Wednesday, April 10: 6:30pm-8:30pm
Thursday and Friday, April 11-12: 8:30am-4:00pm
What conditions do human beings need to thrive? What is the role of schooling in creating these conditions? How do we support children to connect their reading of the world to the things we do in school? To what extent is making space for these readings necessary for democracy? How do we best support the transition between reading the world and reading the word in a way that strengthens the relationship between empathy and agency?
When we invite the 100 Languages into schools, we open the door to new kinds of relationships and creativity, including joyful learning that supports the growth and development of a citizenry that can reinvigorate our democracy. Reading the World invites participants into a study of Opal School children and teachers at work. Observe Opal Beginning School (ages 3-5) and Opal Charter School (grades k-5) in session. Engage in reflection and dialog about the role of quality in education.
Curious about the structure of the retreat? Here is the 2018 agenda.
A few reflections from 2018 Reading the World participants:
It was invaluable. It really helped to broaden my whole understanding of my image of the child, my beliefs, the purpose of education. Big, “meaty”, transformative changes. Sometimes I felt so overwhelmed by the rift between where you are and where our district is that I felt like shutting down. But, it was perfect. You can’t shake foundational beliefs without discomfort.
I’m not sure I’ve ever felt so safe as I approached such big changes to my thinking and teaching. Having the time to process my thinking and observations worked really well for me. It took a potentially overwhelming and difficult process and made it safe and allowed the process to be felt and to take root.
I needed an energy boost and something to help me appreciate my role. I was starting to lose interest in my work and it was becoming just a job. Thank you for reigniting my inner passion.
Even though there are many things we can’t replicate, there are so many things we can do and change – particularly our language and how we relate to children.
I am not the same teacher or the same human as I was when I walked in Wednesday night. I feel like I will look more closely at my practice, unpacking deeper understanding of the what’s and why’s of what we do with a renewed vigor and a modified lens.
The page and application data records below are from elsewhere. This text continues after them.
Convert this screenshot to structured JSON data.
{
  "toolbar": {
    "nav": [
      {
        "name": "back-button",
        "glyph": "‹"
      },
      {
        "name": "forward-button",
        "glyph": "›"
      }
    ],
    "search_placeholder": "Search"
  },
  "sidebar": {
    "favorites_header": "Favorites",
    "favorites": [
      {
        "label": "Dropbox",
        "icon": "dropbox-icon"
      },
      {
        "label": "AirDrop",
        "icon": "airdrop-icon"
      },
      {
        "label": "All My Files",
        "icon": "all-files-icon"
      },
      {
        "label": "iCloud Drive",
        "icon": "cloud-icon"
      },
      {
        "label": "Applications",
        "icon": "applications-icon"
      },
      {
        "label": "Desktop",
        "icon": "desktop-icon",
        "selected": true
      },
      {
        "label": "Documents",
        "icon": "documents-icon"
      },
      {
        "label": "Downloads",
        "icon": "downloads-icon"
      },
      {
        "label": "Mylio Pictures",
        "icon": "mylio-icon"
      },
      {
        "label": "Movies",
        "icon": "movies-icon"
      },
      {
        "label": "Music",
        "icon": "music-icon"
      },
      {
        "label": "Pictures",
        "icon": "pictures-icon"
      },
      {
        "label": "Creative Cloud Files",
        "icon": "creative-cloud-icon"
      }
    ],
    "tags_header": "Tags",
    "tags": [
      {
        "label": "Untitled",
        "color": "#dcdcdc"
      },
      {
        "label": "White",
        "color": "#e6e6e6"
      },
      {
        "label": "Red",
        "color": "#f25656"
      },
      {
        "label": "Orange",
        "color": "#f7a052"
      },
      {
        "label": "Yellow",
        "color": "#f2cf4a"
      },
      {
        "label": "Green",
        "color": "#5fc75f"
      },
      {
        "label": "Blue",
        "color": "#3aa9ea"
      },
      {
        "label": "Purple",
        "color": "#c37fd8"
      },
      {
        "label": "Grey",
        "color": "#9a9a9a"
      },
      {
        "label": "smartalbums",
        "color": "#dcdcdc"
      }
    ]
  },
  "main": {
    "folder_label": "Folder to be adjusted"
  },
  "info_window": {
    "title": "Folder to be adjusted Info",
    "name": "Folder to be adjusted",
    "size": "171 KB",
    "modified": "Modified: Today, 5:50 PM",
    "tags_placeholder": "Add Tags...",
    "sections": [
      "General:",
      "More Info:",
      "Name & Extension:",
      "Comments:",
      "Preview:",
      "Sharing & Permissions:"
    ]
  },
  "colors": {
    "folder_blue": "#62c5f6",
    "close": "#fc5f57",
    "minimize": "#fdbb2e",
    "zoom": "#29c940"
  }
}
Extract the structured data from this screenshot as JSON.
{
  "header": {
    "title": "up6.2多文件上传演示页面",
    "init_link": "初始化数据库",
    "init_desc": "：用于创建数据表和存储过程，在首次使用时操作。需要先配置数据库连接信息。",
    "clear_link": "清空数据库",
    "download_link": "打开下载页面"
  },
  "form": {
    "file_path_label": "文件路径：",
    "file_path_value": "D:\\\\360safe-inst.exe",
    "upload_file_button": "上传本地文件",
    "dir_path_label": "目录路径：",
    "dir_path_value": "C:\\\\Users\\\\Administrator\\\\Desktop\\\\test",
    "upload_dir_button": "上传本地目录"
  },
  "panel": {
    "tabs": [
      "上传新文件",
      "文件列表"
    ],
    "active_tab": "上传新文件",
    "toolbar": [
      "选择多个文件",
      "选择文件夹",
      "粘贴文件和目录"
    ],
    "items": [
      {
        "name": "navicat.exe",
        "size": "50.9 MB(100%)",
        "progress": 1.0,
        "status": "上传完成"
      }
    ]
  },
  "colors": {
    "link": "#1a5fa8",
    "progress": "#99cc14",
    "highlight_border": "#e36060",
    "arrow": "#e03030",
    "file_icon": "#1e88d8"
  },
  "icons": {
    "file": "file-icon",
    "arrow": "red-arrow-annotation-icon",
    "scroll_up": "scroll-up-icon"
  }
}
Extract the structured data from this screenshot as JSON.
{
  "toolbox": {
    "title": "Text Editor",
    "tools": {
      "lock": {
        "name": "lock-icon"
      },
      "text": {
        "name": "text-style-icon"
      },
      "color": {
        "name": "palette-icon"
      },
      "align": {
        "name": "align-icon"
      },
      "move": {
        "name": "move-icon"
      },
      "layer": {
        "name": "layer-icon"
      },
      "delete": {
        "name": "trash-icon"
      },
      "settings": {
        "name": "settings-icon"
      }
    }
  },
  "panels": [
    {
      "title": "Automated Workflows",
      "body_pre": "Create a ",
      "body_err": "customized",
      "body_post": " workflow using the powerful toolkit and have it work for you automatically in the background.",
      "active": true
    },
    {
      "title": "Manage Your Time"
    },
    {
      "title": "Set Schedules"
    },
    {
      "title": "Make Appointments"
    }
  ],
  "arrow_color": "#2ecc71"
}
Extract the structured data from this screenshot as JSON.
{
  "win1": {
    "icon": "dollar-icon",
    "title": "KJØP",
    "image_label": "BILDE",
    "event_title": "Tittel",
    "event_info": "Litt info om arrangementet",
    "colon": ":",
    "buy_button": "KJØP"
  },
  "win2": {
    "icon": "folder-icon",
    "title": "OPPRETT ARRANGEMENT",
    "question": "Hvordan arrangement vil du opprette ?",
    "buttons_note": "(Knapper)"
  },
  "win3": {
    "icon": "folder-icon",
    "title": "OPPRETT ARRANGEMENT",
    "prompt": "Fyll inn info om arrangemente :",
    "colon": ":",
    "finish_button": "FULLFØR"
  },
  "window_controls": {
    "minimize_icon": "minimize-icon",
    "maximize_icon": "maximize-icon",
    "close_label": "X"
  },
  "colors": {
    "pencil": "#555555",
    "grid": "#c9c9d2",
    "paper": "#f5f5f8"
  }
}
My definition of reading expanded in ways I didn’t know were possible and will forever change the way I think of literacy/being literate!
This workshop has not been like any other professional development I have experienced in that I have never been asked to engage in the intellectual work of constructing a theory of literacy, inquiry, empathy, agency, creativity, and democracy. By engaging us in this intellectual work, these words are more than buzzwords and I’m inspired to continue revisiting the theory we started to co-construct, share it with a few people that I trust, and work to make it come alive in my classroom.
This workshop has empowered me to use my role as an educator to encourage students to be agents of change and responsible global citizens.
This workshop has helped me to develop a framework for our work with kids: How do we help them to develop relationships with each other, materials, and the environment so they can learn about themselves? The flow of the day/program was wonderful.
Participants are eligible to receive university credit upon completion of coursework and payment of an additional fee to Western Oregon University.[/vc_column_text][/vc_column][/vc_row]